Wednesday, 14 October 2020

Lockdown innovation in the arts

This year we have needed those little moments of hope. We could not go to concerts so the musicians found new ways to bring people together. Runrig produced an online stream of the recording of their final concert. I own the DVD of this concert, I could have watched it at any time of my choosing, but by making it a specific night it brought people together in emotion even when physically apart.

Normally an evening of humorous entertainment, only some of which is intended, Eurovision hit a surprisingly poignant note in 2020. Perhaps best illustrated by the following performance from the largely empty streets of Belgrade. 

For other musicians it was the topic of the pandemic which influenced their work. I cannot help but have some time for the notion of Alice Cooper taking on Covid, no matter how unscientific an approach it would be. 

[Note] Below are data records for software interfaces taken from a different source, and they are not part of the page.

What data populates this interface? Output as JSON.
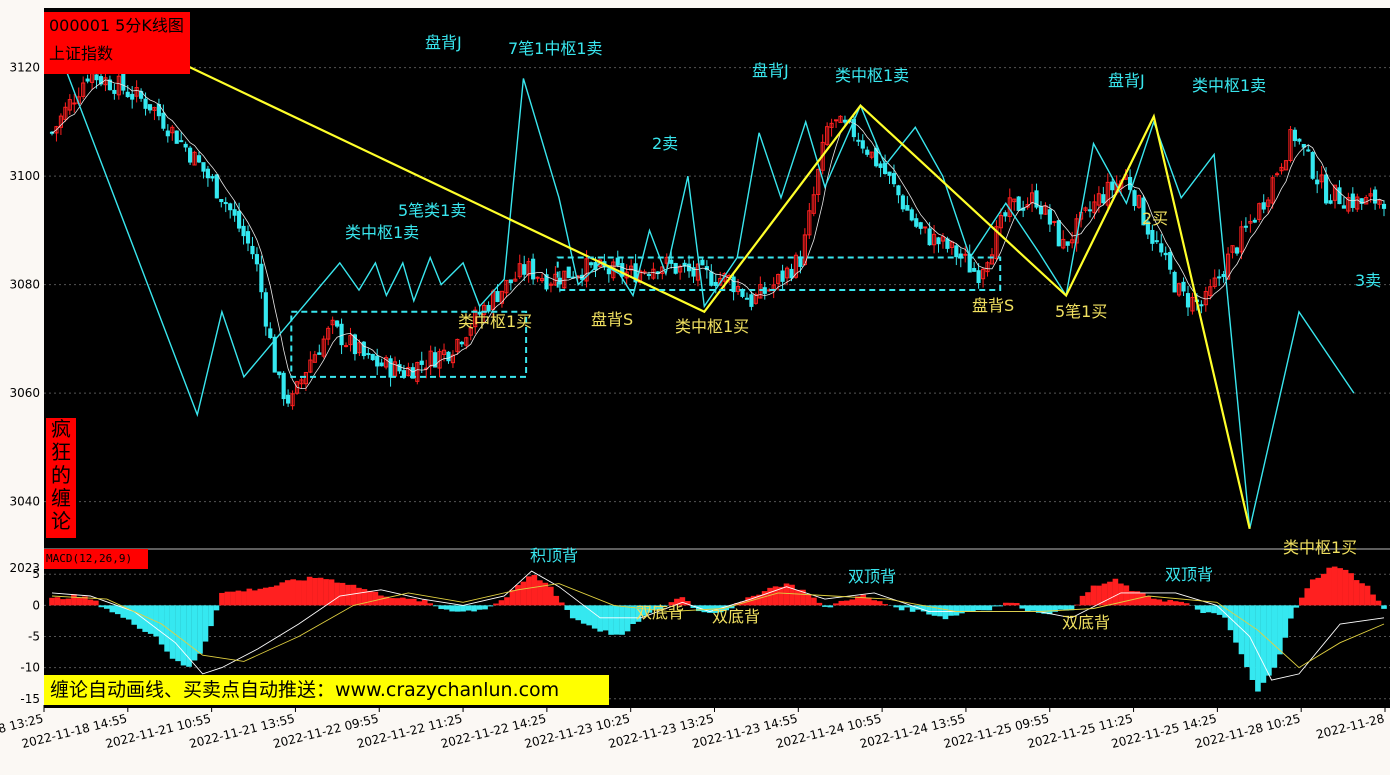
{
  "header": {
    "code_line": "000001 5分K线图",
    "name_line": "上证指数"
  },
  "side_label": [
    "疯",
    "狂",
    "的",
    "缠",
    "论"
  ],
  "macd_label": "MACD(12,26,9)",
  "footer": "缠论自动画线、买卖点自动推送：www.crazychanlun.com",
  "colors": {
    "background": "#000000",
    "page": "#fbf8f4",
    "up_candle": "#ff2020",
    "down_candle": "#35e8f0",
    "stroke_line": "#39e6ee",
    "segment_line": "#ffff2a",
    "label_sell": "#39e6ee",
    "label_buy": "#f0e060",
    "ma_line": "#e8e8e8",
    "dea_line": "#e0d040"
  },
  "chart_data": {
    "type": "candlestick",
    "price_axis": {
      "ylim": [
        3032,
        3131
      ],
      "ticks": [
        3040,
        3060,
        3080,
        3100,
        3120
      ]
    },
    "macd_axis": {
      "ylim": [
        -16,
        6
      ],
      "ticks": [
        5,
        0,
        -5,
        -10,
        -15
      ],
      "top_label": "2023"
    },
    "x_ticks": [
      "2022-11-18 13:25",
      "2022-11-18 14:55",
      "2022-11-21 10:55",
      "2022-11-21 13:55",
      "2022-11-22 09:55",
      "2022-11-22 11:25",
      "2022-11-22 14:25",
      "2022-11-23 10:25",
      "2022-11-23 13:25",
      "2022-11-23 14:55",
      "2022-11-24 10:55",
      "2022-11-24 13:55",
      "2022-11-25 09:55",
      "2022-11-25 11:25",
      "2022-11-25 14:25",
      "2022-11-28 10:25",
      "2022-11-28"
    ],
    "bar_count": 300,
    "price_path": [
      [
        0,
        3108
      ],
      [
        8,
        3119
      ],
      [
        14,
        3117
      ],
      [
        22,
        3113
      ],
      [
        30,
        3105
      ],
      [
        38,
        3096
      ],
      [
        45,
        3085
      ],
      [
        50,
        3062
      ],
      [
        53,
        3058
      ],
      [
        57,
        3066
      ],
      [
        62,
        3072
      ],
      [
        70,
        3066
      ],
      [
        78,
        3064
      ],
      [
        88,
        3068
      ],
      [
        98,
        3078
      ],
      [
        105,
        3083
      ],
      [
        110,
        3081
      ],
      [
        118,
        3083
      ],
      [
        128,
        3082
      ],
      [
        135,
        3084
      ],
      [
        142,
        3082
      ],
      [
        150,
        3081
      ],
      [
        155,
        3077
      ],
      [
        160,
        3080
      ],
      [
        166,
        3085
      ],
      [
        172,
        3110
      ],
      [
        178,
        3108
      ],
      [
        185,
        3100
      ],
      [
        192,
        3090
      ],
      [
        200,
        3086
      ],
      [
        205,
        3082
      ],
      [
        212,
        3094
      ],
      [
        218,
        3096
      ],
      [
        224,
        3087
      ],
      [
        232,
        3096
      ],
      [
        238,
        3100
      ],
      [
        243,
        3090
      ],
      [
        250,
        3078
      ],
      [
        255,
        3076
      ],
      [
        260,
        3084
      ],
      [
        268,
        3095
      ],
      [
        275,
        3108
      ],
      [
        282,
        3097
      ],
      [
        290,
        3095
      ],
      [
        295,
        3096
      ]
    ],
    "strokes": [
      [
        4,
        3121
      ],
      [
        53,
        3056
      ],
      [
        62,
        3075
      ],
      [
        70,
        3063
      ],
      [
        105,
        3084
      ],
      [
        112,
        3079
      ],
      [
        118,
        3084
      ],
      [
        122,
        3078
      ],
      [
        128,
        3084
      ],
      [
        132,
        3077
      ],
      [
        138,
        3085
      ],
      [
        142,
        3080
      ],
      [
        150,
        3084
      ],
      [
        156,
        3076
      ],
      [
        165,
        3081
      ],
      [
        172,
        3118
      ],
      [
        185,
        3096
      ],
      [
        192,
        3080
      ],
      [
        200,
        3084
      ],
      [
        207,
        3082
      ],
      [
        212,
        3078
      ],
      [
        218,
        3090
      ],
      [
        224,
        3082
      ],
      [
        232,
        3100
      ],
      [
        238,
        3076
      ],
      [
        250,
        3085
      ],
      [
        258,
        3108
      ],
      [
        266,
        3096
      ],
      [
        275,
        3110
      ],
      [
        282,
        3098
      ],
      [
        295,
        3113
      ],
      [
        304,
        3102
      ],
      [
        315,
        3109
      ],
      [
        325,
        3100
      ],
      [
        335,
        3085
      ],
      [
        348,
        3095
      ],
      [
        360,
        3086
      ],
      [
        370,
        3078
      ],
      [
        380,
        3106
      ],
      [
        392,
        3095
      ],
      [
        402,
        3110
      ],
      [
        412,
        3096
      ],
      [
        424,
        3104
      ],
      [
        437,
        3035
      ],
      [
        455,
        3075
      ],
      [
        475,
        3060
      ]
    ],
    "segments": [
      [
        34,
        3124
      ],
      [
        238,
        3075
      ],
      [
        295,
        3113
      ],
      [
        370,
        3078
      ],
      [
        402,
        3111
      ],
      [
        437,
        3035
      ]
    ],
    "pivots": [
      {
        "x0": 53,
        "x1": 105,
        "y0": 3063,
        "y1": 3075
      },
      {
        "x0": 112,
        "x1": 210,
        "y0": 3079,
        "y1": 3085
      },
      {
        "x0": 345,
        "x1": 372,
        "y0": 3086,
        "y1": 3090
      }
    ],
    "macd_hist": [
      [
        0,
        1
      ],
      [
        8,
        1.5
      ],
      [
        14,
        1
      ],
      [
        22,
        -1
      ],
      [
        30,
        -3
      ],
      [
        38,
        -5
      ],
      [
        45,
        -9
      ],
      [
        50,
        -10
      ],
      [
        55,
        -7
      ],
      [
        62,
        2
      ],
      [
        72,
        2.5
      ],
      [
        80,
        3
      ],
      [
        88,
        4
      ],
      [
        98,
        4.5
      ],
      [
        108,
        3.5
      ],
      [
        118,
        2
      ],
      [
        128,
        1
      ],
      [
        135,
        0.8
      ],
      [
        142,
        -0.5
      ],
      [
        150,
        -1
      ],
      [
        158,
        -0.5
      ],
      [
        165,
        1
      ],
      [
        170,
        3
      ],
      [
        175,
        5
      ],
      [
        182,
        3
      ],
      [
        190,
        -2
      ],
      [
        200,
        -4
      ],
      [
        208,
        -5
      ],
      [
        215,
        -2
      ],
      [
        222,
        -0.5
      ],
      [
        230,
        1.5
      ],
      [
        236,
        -1
      ],
      [
        244,
        -1
      ],
      [
        252,
        0.5
      ],
      [
        260,
        2.5
      ],
      [
        268,
        3.5
      ],
      [
        276,
        2
      ],
      [
        282,
        -0.5
      ],
      [
        290,
        1
      ],
      [
        296,
        1.5
      ],
      [
        302,
        0.5
      ],
      [
        310,
        -0.5
      ],
      [
        318,
        -1
      ],
      [
        326,
        -2
      ],
      [
        334,
        -1
      ],
      [
        342,
        -0.5
      ],
      [
        350,
        0.5
      ],
      [
        358,
        -1
      ],
      [
        366,
        -1.2
      ],
      [
        372,
        -0.5
      ],
      [
        380,
        3
      ],
      [
        388,
        4
      ],
      [
        396,
        2
      ],
      [
        404,
        1
      ],
      [
        412,
        0.5
      ],
      [
        420,
        -1
      ],
      [
        428,
        -2
      ],
      [
        434,
        -8
      ],
      [
        440,
        -14
      ],
      [
        447,
        -9
      ],
      [
        453,
        -1
      ],
      [
        460,
        4
      ],
      [
        468,
        6.5
      ],
      [
        474,
        5
      ],
      [
        480,
        3
      ],
      [
        486,
        -0.5
      ]
    ],
    "dif_path": [
      [
        0,
        2
      ],
      [
        14,
        1.5
      ],
      [
        30,
        -1
      ],
      [
        45,
        -6
      ],
      [
        55,
        -11
      ],
      [
        62,
        -10
      ],
      [
        75,
        -7
      ],
      [
        90,
        -3
      ],
      [
        105,
        1.5
      ],
      [
        120,
        2.5
      ],
      [
        135,
        1
      ],
      [
        150,
        0
      ],
      [
        165,
        1.5
      ],
      [
        175,
        5.5
      ],
      [
        185,
        3
      ],
      [
        200,
        -2
      ],
      [
        215,
        -2
      ],
      [
        230,
        0.5
      ],
      [
        240,
        -1
      ],
      [
        255,
        1
      ],
      [
        268,
        3
      ],
      [
        282,
        1
      ],
      [
        300,
        2
      ],
      [
        320,
        -1
      ],
      [
        340,
        -1
      ],
      [
        360,
        -1
      ],
      [
        372,
        -2
      ],
      [
        390,
        2
      ],
      [
        410,
        2
      ],
      [
        425,
        0
      ],
      [
        437,
        -5
      ],
      [
        445,
        -12
      ],
      [
        455,
        -11
      ],
      [
        470,
        -3
      ],
      [
        486,
        -2
      ]
    ],
    "dea_path": [
      [
        0,
        1.5
      ],
      [
        20,
        1
      ],
      [
        40,
        -3
      ],
      [
        55,
        -8
      ],
      [
        70,
        -9
      ],
      [
        90,
        -5
      ],
      [
        110,
        0
      ],
      [
        130,
        2
      ],
      [
        150,
        0.5
      ],
      [
        170,
        2.5
      ],
      [
        185,
        3.5
      ],
      [
        205,
        0
      ],
      [
        225,
        -1
      ],
      [
        245,
        -0.5
      ],
      [
        265,
        2
      ],
      [
        285,
        1.5
      ],
      [
        305,
        1
      ],
      [
        330,
        -1
      ],
      [
        360,
        -1
      ],
      [
        380,
        -0.5
      ],
      [
        400,
        1.5
      ],
      [
        425,
        0.5
      ],
      [
        440,
        -4
      ],
      [
        455,
        -10
      ],
      [
        470,
        -6
      ],
      [
        486,
        -3
      ]
    ],
    "annotations": [
      {
        "text": "盘背J",
        "color": "sell",
        "x": 425,
        "y": 48
      },
      {
        "text": "7笔1中枢1卖",
        "color": "sell",
        "x": 508,
        "y": 54
      },
      {
        "text": "盘背J",
        "color": "sell",
        "x": 752,
        "y": 76
      },
      {
        "text": "类中枢1卖",
        "color": "sell",
        "x": 835,
        "y": 81
      },
      {
        "text": "盘背J",
        "color": "sell",
        "x": 1108,
        "y": 86
      },
      {
        "text": "类中枢1卖",
        "color": "sell",
        "x": 1192,
        "y": 91
      },
      {
        "text": "2卖",
        "color": "sell",
        "x": 652,
        "y": 149
      },
      {
        "text": "5笔类1卖",
        "color": "sell",
        "x": 398,
        "y": 216
      },
      {
        "text": "类中枢1卖",
        "color": "sell",
        "x": 345,
        "y": 238
      },
      {
        "text": "3卖",
        "color": "sell",
        "x": 1355,
        "y": 286
      },
      {
        "text": "2买",
        "color": "buy",
        "x": 1142,
        "y": 224
      },
      {
        "text": "类中枢1买",
        "color": "buy",
        "x": 458,
        "y": 327
      },
      {
        "text": "盘背S",
        "color": "buy",
        "x": 591,
        "y": 325
      },
      {
        "text": "类中枢1买",
        "color": "buy",
        "x": 675,
        "y": 332
      },
      {
        "text": "盘背S",
        "color": "buy",
        "x": 972,
        "y": 311
      },
      {
        "text": "5笔1买",
        "color": "buy",
        "x": 1055,
        "y": 317
      },
      {
        "text": "类中枢1买",
        "color": "buy",
        "x": 1283,
        "y": 553
      },
      {
        "text": "积顶背",
        "color": "sell",
        "x": 530,
        "y": 561
      },
      {
        "text": "双顶背",
        "color": "sell",
        "x": 848,
        "y": 582
      },
      {
        "text": "双顶背",
        "color": "sell",
        "x": 1165,
        "y": 580
      },
      {
        "text": "双底背",
        "color": "buy",
        "x": 636,
        "y": 618
      },
      {
        "text": "双底背",
        "color": "buy",
        "x": 712,
        "y": 622
      },
      {
        "text": "双底背",
        "color": "buy",
        "x": 1062,
        "y": 628
      }
    ]
  }
}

The hope of Bon Jovi's message that "when you can't do what you do, you do what you can" is an uplifting soundtrack as we navigate a challenging year. Here re-recorded with Jennifer Nettles.

The BBC provided access when museums could not and put the exhibits in a context relevant to our times. While the National Gallery's highly anticipated Titian exhibition became a 'behind closed doors' documentary. The cultural conversation has also extended to ask what the pandemic will mean for the future of design in architecture and fashion

The 2020 pandemic has brought many words and phrases into our common usage that we'd not have thought of twelve months ago. We have also seen parallels drawn with the literature of previous health emergencies. Plague Fiction not only told that story but it also answered a point that had been puzzling me. The data informs us that the pandemic is a momentous event which in scale parallels those of the past and has brought a seismic shift as to how we engage in the world around us. Yet, there is still a lot of other news out there. It might be the primary topic we talk of, but by no means is it the only subject. Of course, this is always the case when viewed contemporaneously. During the worst years of the plague, literature still reflected other aspects of life. It is quite possible that future generations will look at 2020 and view it solely through the prism of the virus, as we might be prone to do when considering the era of Black Death. 

I appreciate that I have merely scraped the surface of the artistic innovation which has come to the fore during lockdown. There are many more examples out there and I have shown a bias towards some of my favourites above. I will conclude with one last example. An inspired concept which demonstrates graceful talent with an ability to put a smile on the face of both the ardent follower of culture and the curious passer-by. Swan Lake performed in bath tubs.

We are all adapting in our everyday lives to living with Covid in society, at least until a vaccine emerges. Perhaps we can take some inspiration from the innovation which comes from the creative sector, but even if not we can still find hope, solace, and the fortitude to push on from art in its many forms.